This has big consequences for investment and lead time before a product can be sold in the targeted market. Therefore good understanding about the product classification and the rationale behind it is essential. In our experience this aspect is often overlooked and too often we see startup companies having a great technology that can be introduced relatively well in the EU market but they completely missed the right classification in the USA market. As a result the company value drops dramatically.

Differences in medical device classification

The reason behind the differences in classification is the way the USA and the EU are considering risks. Let’s take our knee prosthesis as an example: In Europe the medical device classification is related to the amount of risks and site effects associated with the device. Joint prosthesis like Hips and Knees are very popular and that is understandable as many patients experience considerable pain relief and improvement of their quality of life. On the other side it is not unusual that patients have some long-term side effects like limitation of range of motion, a swollen knee and wear of the joint leading to revision in the long term. Because of the considerable side effects a knee joint is identified as a class III medical device. 

Medical device risk management in the USA

In the USA the risk classification is treated differently. In the USA it is recognized that for knee prostheses a large amount of reviewed and published clinical data is available that discusses all aspects of a knee prosthesis. All benefits and associated risks and side effects are considered to be known. Patients that are offered a knee device are able to obtain all clinical data about knee devices to make their own decision. For this reason these devices are considered as class II devices in the USA.
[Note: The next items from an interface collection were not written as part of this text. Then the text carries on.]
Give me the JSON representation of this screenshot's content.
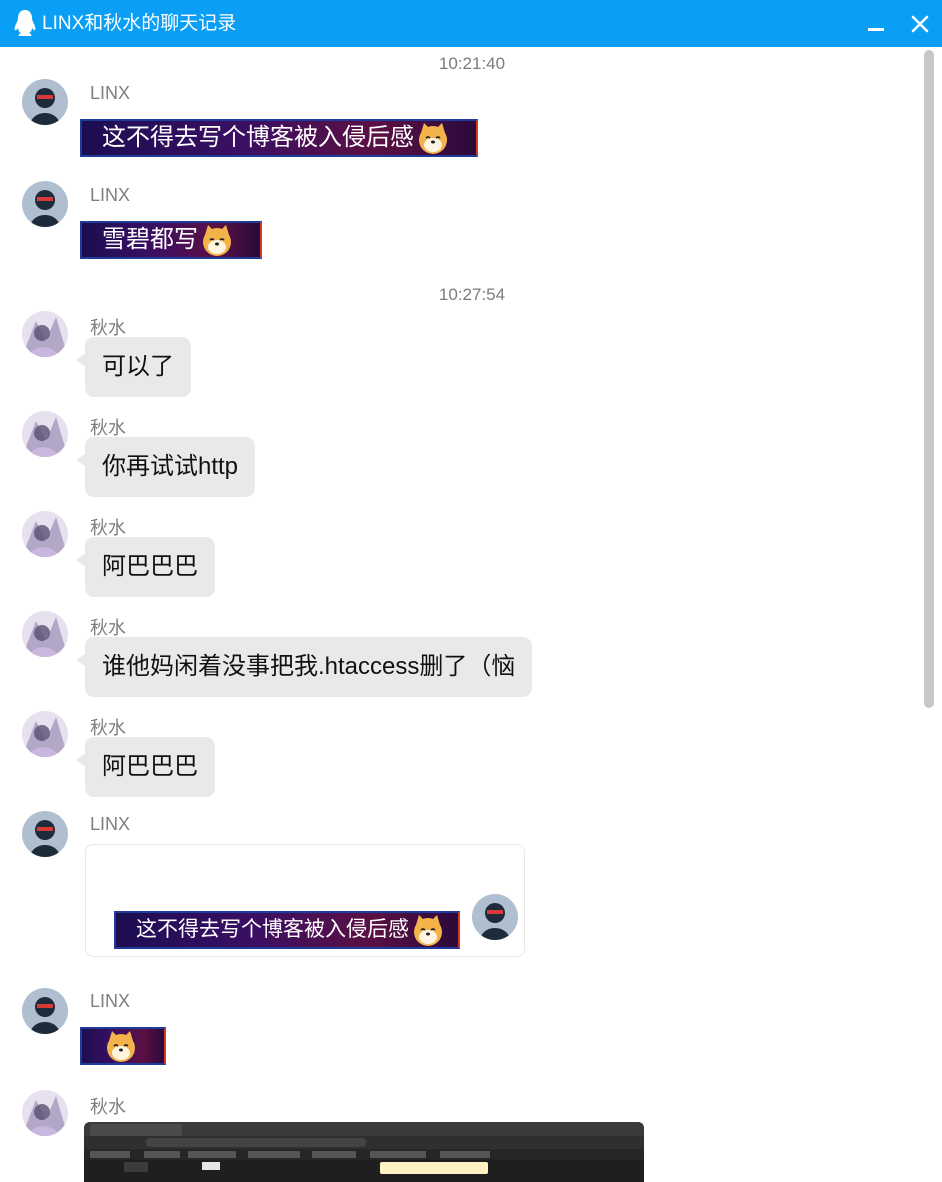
{
  "window": {
    "title": "LINX和秋水的聊天记录",
    "controls": {
      "minimize_icon": "minimize-icon",
      "close_icon": "close-icon"
    }
  },
  "messages": {
    "ts1": "10:21:40",
    "m1": {
      "sender": "LINX",
      "text": "这不得去写个博客被入侵后感"
    },
    "m2": {
      "sender": "LINX",
      "text": "雪碧都写"
    },
    "ts2": "10:27:54",
    "m3": {
      "sender": "秋水",
      "text": "可以了"
    },
    "m4": {
      "sender": "秋水",
      "text": "你再试试http"
    },
    "m5": {
      "sender": "秋水",
      "text": "阿巴巴巴"
    },
    "m6": {
      "sender": "秋水",
      "text": "谁他妈闲着没事把我.htaccess删了（恼"
    },
    "m7": {
      "sender": "秋水",
      "text": "阿巴巴巴"
    },
    "m8": {
      "sender": "LINX",
      "quote_text": "这不得去写个博客被入侵后感"
    },
    "m9": {
      "sender": "LINX"
    },
    "m10": {
      "sender": "秋水",
      "image": "browser-screenshot-thumbnail"
    }
  },
  "colors": {
    "titlebar": "#0a9ff5",
    "bubble": "#e9e9e9",
    "timestamp": "#7c7c7c"
  }
}
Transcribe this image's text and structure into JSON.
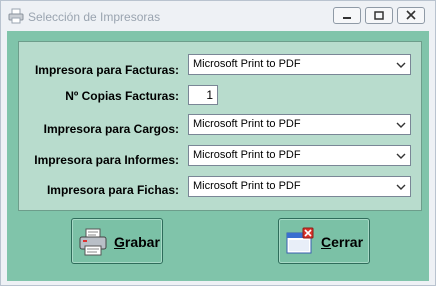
{
  "window": {
    "title": "Selección de Impresoras"
  },
  "fields": {
    "facturas": {
      "label": "Impresora para Facturas:",
      "value": "Microsoft Print to PDF"
    },
    "copias": {
      "label": "Nº Copias Facturas:",
      "value": "1"
    },
    "cargos": {
      "label": "Impresora para Cargos:",
      "value": "Microsoft Print to PDF"
    },
    "informes": {
      "label": "Impresora para Informes:",
      "value": "Microsoft Print to PDF"
    },
    "fichas": {
      "label": "Impresora para Fichas:",
      "value": "Microsoft Print to PDF"
    }
  },
  "buttons": {
    "grabar": {
      "accel": "G",
      "rest": "rabar",
      "icon": "printer-icon"
    },
    "cerrar": {
      "accel": "C",
      "rest": "errar",
      "icon": "close-window-icon"
    }
  },
  "colors": {
    "panel": "#80c4aa",
    "frame": "#b8dccd",
    "button": "#7bc1a6"
  }
}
An updated knee prostheses can be introduced relatively quickly in the USA market because it is not needed to perform clinical evaluation of the new product as long as the technical characteristics are equivalent to existing, already approved devices. In Europe this is not possible because the same product is classified as class III. The consequence is that a clinical trial is required to show that the associated risks and side effects are in the same range or better before market introduction can take place. 

Imagine that you are a startup company based in the USA having a nice improvement of a knee prosthesis developed and approved in the USA. The business model is based on the USA and EU introduction and you did not realize that the same product is classified differently, this can have a massive impact on your business.

The knee prosthesis example is straightforward and easy to understand, however for many innovations this classification differences are not so obvious. A deep understanding of the regulatory pathway as one piece of the puzzle in the innovation stage is essential for success.